## WHAT IS REQUIRED
Say how many lines of the records include the string "icon". Nothing else belongs in the answer.

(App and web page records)
>>>
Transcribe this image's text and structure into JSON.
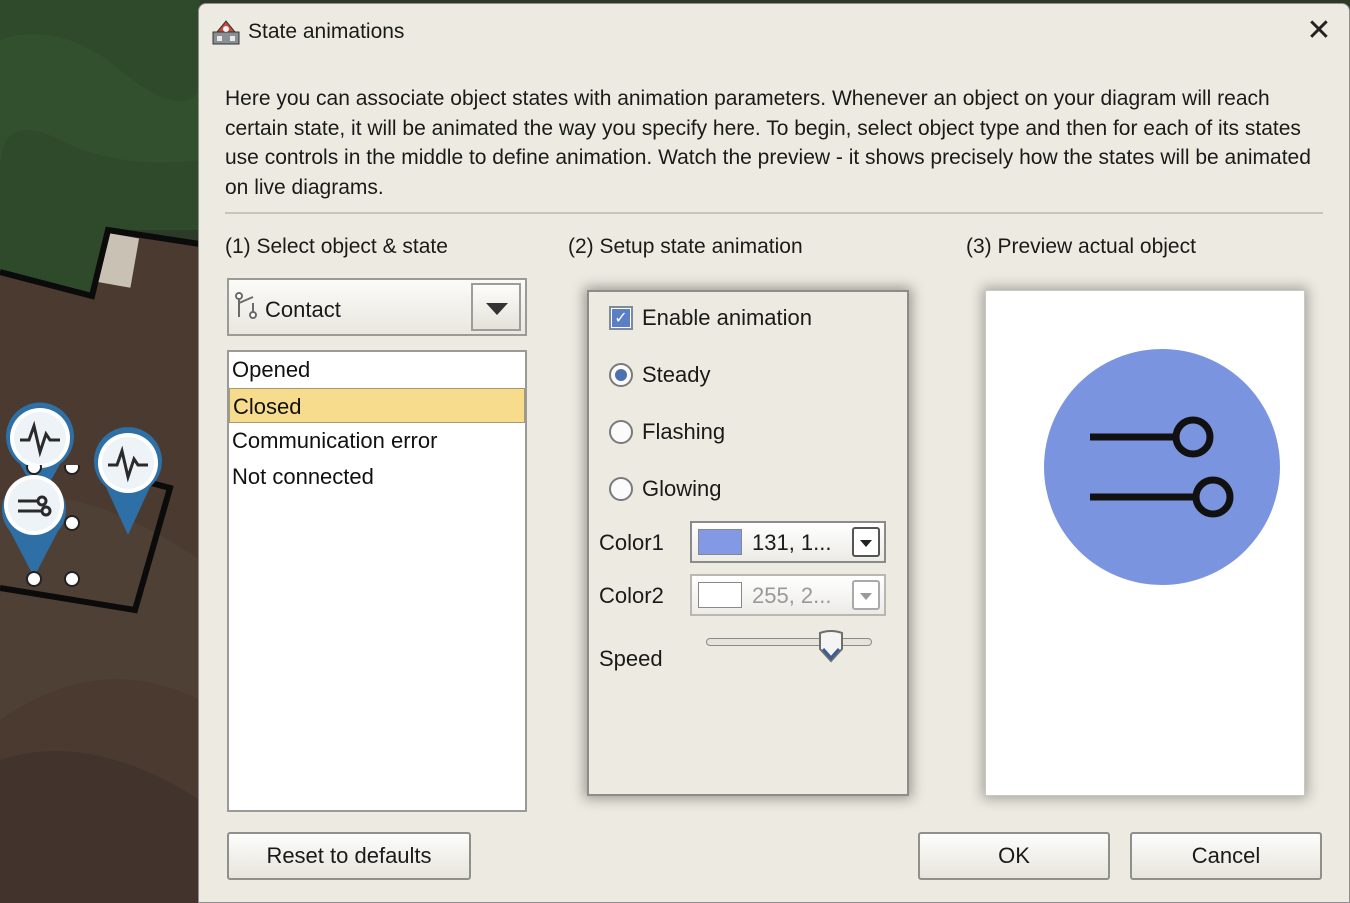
{
  "dialog": {
    "title": "State animations",
    "close_symbol": "✕",
    "intro": "Here you can associate object states with animation parameters. Whenever an object on your diagram will reach certain state, it will be animated the way you specify here. To begin, select object type and then for each of its states use controls in the middle to define animation. Watch the preview - it shows precisely how the states will be animated on live diagrams."
  },
  "sections": {
    "select_label": "(1) Select object & state",
    "setup_label": "(2) Setup state animation",
    "preview_label": "(3) Preview actual object"
  },
  "object_select": {
    "value": "Contact",
    "icon": "contact-icon"
  },
  "states": [
    {
      "label": "Opened",
      "selected": false
    },
    {
      "label": "Closed",
      "selected": true
    },
    {
      "label": "Communication error",
      "selected": false
    },
    {
      "label": "Not connected",
      "selected": false
    }
  ],
  "animation": {
    "enable_label": "Enable animation",
    "enabled": true,
    "modes": [
      {
        "label": "Steady",
        "checked": true
      },
      {
        "label": "Flashing",
        "checked": false
      },
      {
        "label": "Glowing",
        "checked": false
      }
    ],
    "color1": {
      "label": "Color1",
      "text": "131, 1...",
      "swatch": "#8399e6",
      "enabled": true
    },
    "color2": {
      "label": "Color2",
      "text": "255, 2...",
      "swatch": "#ffffff",
      "enabled": false
    },
    "speed": {
      "label": "Speed",
      "value": 0.75
    }
  },
  "preview": {
    "circle_color": "#7b94e0",
    "icon": "switch-contacts-icon"
  },
  "buttons": {
    "reset": "Reset to defaults",
    "ok": "OK",
    "cancel": "Cancel"
  }
}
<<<
## PROBLEM SOLUTION
2